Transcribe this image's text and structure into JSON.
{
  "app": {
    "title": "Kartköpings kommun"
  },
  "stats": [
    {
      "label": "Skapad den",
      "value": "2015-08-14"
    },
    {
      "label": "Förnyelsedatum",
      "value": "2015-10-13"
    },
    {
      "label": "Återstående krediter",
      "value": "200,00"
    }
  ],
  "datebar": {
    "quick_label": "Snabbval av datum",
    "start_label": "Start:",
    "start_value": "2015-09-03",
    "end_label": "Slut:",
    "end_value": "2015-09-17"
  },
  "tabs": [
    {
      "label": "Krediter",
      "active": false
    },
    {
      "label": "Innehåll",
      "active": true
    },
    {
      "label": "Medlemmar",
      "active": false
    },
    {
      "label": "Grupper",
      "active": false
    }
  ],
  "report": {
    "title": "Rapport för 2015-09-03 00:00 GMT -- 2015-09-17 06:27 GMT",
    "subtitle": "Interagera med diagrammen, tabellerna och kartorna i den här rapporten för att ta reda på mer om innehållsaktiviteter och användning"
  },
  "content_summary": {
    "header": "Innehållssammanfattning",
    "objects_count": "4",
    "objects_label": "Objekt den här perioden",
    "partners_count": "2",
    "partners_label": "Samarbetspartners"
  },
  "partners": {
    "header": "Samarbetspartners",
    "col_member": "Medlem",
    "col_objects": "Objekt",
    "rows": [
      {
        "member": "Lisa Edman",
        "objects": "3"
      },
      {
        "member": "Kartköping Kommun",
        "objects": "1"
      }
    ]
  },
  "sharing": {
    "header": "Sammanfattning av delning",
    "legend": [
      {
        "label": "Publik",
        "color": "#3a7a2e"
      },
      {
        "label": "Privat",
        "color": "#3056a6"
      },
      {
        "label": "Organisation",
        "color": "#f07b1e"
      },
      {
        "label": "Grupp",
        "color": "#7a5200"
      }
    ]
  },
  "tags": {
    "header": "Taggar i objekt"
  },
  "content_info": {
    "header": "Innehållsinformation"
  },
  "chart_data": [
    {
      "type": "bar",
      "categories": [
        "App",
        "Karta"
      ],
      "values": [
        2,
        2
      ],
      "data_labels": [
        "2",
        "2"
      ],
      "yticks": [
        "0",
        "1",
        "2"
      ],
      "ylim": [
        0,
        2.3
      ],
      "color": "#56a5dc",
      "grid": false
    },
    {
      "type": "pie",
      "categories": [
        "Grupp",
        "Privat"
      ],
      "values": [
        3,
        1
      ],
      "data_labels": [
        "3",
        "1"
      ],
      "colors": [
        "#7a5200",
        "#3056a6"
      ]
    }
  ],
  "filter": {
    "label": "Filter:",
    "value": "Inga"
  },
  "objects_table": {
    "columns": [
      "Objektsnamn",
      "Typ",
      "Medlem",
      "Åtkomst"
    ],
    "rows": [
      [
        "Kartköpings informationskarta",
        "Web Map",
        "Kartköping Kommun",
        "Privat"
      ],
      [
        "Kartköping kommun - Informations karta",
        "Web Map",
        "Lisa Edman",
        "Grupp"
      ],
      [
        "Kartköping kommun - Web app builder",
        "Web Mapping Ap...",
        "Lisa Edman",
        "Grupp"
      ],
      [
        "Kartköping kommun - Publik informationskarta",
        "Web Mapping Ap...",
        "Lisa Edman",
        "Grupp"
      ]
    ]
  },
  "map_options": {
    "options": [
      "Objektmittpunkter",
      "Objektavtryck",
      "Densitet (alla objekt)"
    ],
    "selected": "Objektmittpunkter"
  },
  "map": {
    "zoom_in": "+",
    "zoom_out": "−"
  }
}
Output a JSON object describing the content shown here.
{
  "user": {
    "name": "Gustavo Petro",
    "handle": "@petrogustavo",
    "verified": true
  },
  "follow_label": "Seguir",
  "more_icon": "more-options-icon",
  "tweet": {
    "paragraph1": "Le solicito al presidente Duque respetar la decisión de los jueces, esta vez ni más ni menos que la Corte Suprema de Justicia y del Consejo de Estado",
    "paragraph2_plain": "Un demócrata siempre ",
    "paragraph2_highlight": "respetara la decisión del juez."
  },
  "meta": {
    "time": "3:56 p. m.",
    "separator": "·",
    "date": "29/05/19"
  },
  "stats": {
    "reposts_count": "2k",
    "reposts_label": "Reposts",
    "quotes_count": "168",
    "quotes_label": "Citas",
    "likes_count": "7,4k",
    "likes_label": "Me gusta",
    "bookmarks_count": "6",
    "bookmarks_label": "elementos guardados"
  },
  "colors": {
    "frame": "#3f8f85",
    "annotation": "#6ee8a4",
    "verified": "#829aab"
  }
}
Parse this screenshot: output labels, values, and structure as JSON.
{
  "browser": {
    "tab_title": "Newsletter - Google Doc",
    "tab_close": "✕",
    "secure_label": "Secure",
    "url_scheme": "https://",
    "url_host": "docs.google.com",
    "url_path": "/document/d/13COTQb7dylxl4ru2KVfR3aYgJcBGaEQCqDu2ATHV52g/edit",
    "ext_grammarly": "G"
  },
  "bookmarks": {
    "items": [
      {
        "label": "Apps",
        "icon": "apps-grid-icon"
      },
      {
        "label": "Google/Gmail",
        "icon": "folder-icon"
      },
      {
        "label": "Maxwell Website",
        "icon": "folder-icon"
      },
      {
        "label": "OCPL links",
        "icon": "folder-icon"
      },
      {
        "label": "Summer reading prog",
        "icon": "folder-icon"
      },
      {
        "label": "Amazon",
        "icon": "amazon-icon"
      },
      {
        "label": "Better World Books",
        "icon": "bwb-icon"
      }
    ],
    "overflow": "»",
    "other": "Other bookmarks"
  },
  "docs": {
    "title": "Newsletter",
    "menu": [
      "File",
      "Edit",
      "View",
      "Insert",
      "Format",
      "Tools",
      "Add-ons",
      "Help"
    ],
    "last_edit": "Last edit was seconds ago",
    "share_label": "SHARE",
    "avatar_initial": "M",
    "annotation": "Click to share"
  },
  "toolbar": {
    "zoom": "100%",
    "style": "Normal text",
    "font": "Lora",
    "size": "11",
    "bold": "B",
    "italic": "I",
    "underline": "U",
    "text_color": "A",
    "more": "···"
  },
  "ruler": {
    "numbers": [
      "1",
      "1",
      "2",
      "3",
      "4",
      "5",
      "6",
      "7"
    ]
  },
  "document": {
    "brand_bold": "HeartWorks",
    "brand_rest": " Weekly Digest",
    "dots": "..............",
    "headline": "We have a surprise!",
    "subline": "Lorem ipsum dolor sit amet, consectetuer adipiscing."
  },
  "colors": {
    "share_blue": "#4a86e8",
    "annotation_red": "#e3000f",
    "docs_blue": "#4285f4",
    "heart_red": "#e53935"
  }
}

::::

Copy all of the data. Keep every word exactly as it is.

Exercise solution:
Transcribe this image's text and structure into JSON.
{
  "app": {
    "title": "Kartköpings kommun"
  },
  "stats": [
    {
      "label": "Skapad den",
      "value": "2015-08-14"
    },
    {
      "label": "Förnyelsedatum",
      "value": "2015-10-13"
    },
    {
      "label": "Återstående krediter",
      "value": "200,00"
    }
  ],
  "datebar": {
    "quick_label": "Snabbval av datum",
    "start_label": "Start:",
    "start_value": "2015-09-03",
    "end_label": "Slut:",
    "end_value": "2015-09-17"
  },
  "tabs": [
    {
      "label": "Krediter",
      "active": false
    },
    {
      "label": "Innehåll",
      "active": true
    },
    {
      "label": "Medlemmar",
      "active": false
    },
    {
      "label": "Grupper",
      "active": false
    }
  ],
  "report": {
    "title": "Rapport för 2015-09-03 00:00 GMT -- 2015-09-17 06:27 GMT",
    "subtitle": "Interagera med diagrammen, tabellerna och kartorna i den här rapporten för att ta reda på mer om innehållsaktiviteter och användning"
  },
  "content_summary": {
    "header": "Innehållssammanfattning",
    "objects_count": "4",
    "objects_label": "Objekt den här perioden",
    "partners_count": "2",
    "partners_label": "Samarbetspartners"
  },
  "partners": {
    "header": "Samarbetspartners",
    "col_member": "Medlem",
    "col_objects": "Objekt",
    "rows": [
      {
        "member": "Lisa Edman",
        "objects": "3"
      },
      {
        "member": "Kartköping Kommun",
        "objects": "1"
      }
    ]
  },
  "sharing": {
    "header": "Sammanfattning av delning",
    "legend": [
      {
        "label": "Publik",
        "color": "#3a7a2e"
      },
      {
        "label": "Privat",
        "color": "#3056a6"
      },
      {
        "label": "Organisation",
        "color": "#f07b1e"
      },
      {
        "label": "Grupp",
        "color": "#7a5200"
      }
    ]
  },
  "tags": {
    "header": "Taggar i objekt"
  },
  "content_info": {
    "header": "Innehållsinformation"
  },
  "chart_data": [
    {
      "type": "bar",
      "categories": [
        "App",
        "Karta"
      ],
      "values": [
        2,
        2
      ],
      "data_labels": [
        "2",
        "2"
      ],
      "yticks": [
        "0",
        "1",
        "2"
      ],
      "ylim": [
        0,
        2.3
      ],
      "color": "#56a5dc",
      "grid": false
    },
    {
      "type": "pie",
      "categories": [
        "Grupp",
        "Privat"
      ],
      "values": [
        3,
        1
      ],
      "data_labels": [
        "3",
        "1"
      ],
      "colors": [
        "#7a5200",
        "#3056a6"
      ]
    }
  ],
  "filter": {
    "label": "Filter:",
    "value": "Inga"
  },
  "objects_table": {
    "columns": [
      "Objektsnamn",
      "Typ",
      "Medlem",
      "Åtkomst"
    ],
    "rows": [
      [
        "Kartköpings informationskarta",
        "Web Map",
        "Kartköping Kommun",
        "Privat"
      ],
      [
        "Kartköping kommun - Informations karta",
        "Web Map",
        "Lisa Edman",
        "Grupp"
      ],
      [
        "Kartköping kommun - Web app builder",
        "Web Mapping Ap...",
        "Lisa Edman",
        "Grupp"
      ],
      [
        "Kartköping kommun - Publik informationskarta",
        "Web Mapping Ap...",
        "Lisa Edman",
        "Grupp"
      ]
    ]
  },
  "map_options": {
    "options": [
      "Objektmittpunkter",
      "Objektavtryck",
      "Densitet (alla objekt)"
    ],
    "selected": "Objektmittpunkter"
  },
  "map": {
    "zoom_in": "+",
    "zoom_out": "−"
  }
}
Output a JSON object describing the content shown here.
{
  "user": {
    "name": "Gustavo Petro",
    "handle": "@petrogustavo",
    "verified": true
  },
  "follow_label": "Seguir",
  "more_icon": "more-options-icon",
  "tweet": {
    "paragraph1": "Le solicito al presidente Duque respetar la decisión de los jueces, esta vez ni más ni menos que la Corte Suprema de Justicia y del Consejo de Estado",
    "paragraph2_plain": "Un demócrata siempre ",
    "paragraph2_highlight": "respetara la decisión del juez."
  },
  "meta": {
    "time": "3:56 p. m.",
    "separator": "·",
    "date": "29/05/19"
  },
  "stats": {
    "reposts_count": "2k",
    "reposts_label": "Reposts",
    "quotes_count": "168",
    "quotes_label": "Citas",
    "likes_count": "7,4k",
    "likes_label": "Me gusta",
    "bookmarks_count": "6",
    "bookmarks_label": "elementos guardados"
  },
  "colors": {
    "frame": "#3f8f85",
    "annotation": "#6ee8a4",
    "verified": "#829aab"
  }
}
Parse this screenshot: output labels, values, and structure as JSON.
{
  "browser": {
    "tab_title": "Newsletter - Google Doc",
    "tab_close": "✕",
    "secure_label": "Secure",
    "url_scheme": "https://",
    "url_host": "docs.google.com",
    "url_path": "/document/d/13COTQb7dylxl4ru2KVfR3aYgJcBGaEQCqDu2ATHV52g/edit",
    "ext_grammarly": "G"
  },
  "bookmarks": {
    "items": [
      {
        "label": "Apps",
        "icon": "apps-grid-icon"
      },
      {
        "label": "Google/Gmail",
        "icon": "folder-icon"
      },
      {
        "label": "Maxwell Website",
        "icon": "folder-icon"
      },
      {
        "label": "OCPL links",
        "icon": "folder-icon"
      },
      {
        "label": "Summer reading prog",
        "icon": "folder-icon"
      },
      {
        "label": "Amazon",
        "icon": "amazon-icon"
      },
      {
        "label": "Better World Books",
        "icon": "bwb-icon"
      }
    ],
    "overflow": "»",
    "other": "Other bookmarks"
  },
  "docs": {
    "title": "Newsletter",
    "menu": [
      "File",
      "Edit",
      "View",
      "Insert",
      "Format",
      "Tools",
      "Add-ons",
      "Help"
    ],
    "last_edit": "Last edit was seconds ago",
    "share_label": "SHARE",
    "avatar_initial": "M",
    "annotation": "Click to share"
  },
  "toolbar": {
    "zoom": "100%",
    "style": "Normal text",
    "font": "Lora",
    "size": "11",
    "bold": "B",
    "italic": "I",
    "underline": "U",
    "text_color": "A",
    "more": "···"
  },
  "ruler": {
    "numbers": [
      "1",
      "1",
      "2",
      "3",
      "4",
      "5",
      "6",
      "7"
    ]
  },
  "document": {
    "brand_bold": "HeartWorks",
    "brand_rest": " Weekly Digest",
    "dots": "..............",
    "headline": "We have a surprise!",
    "subline": "Lorem ipsum dolor sit amet, consectetuer adipiscing."
  },
  "colors": {
    "share_blue": "#4a86e8",
    "annotation_red": "#e3000f",
    "docs_blue": "#4285f4",
    "heart_red": "#e53935"
  }
}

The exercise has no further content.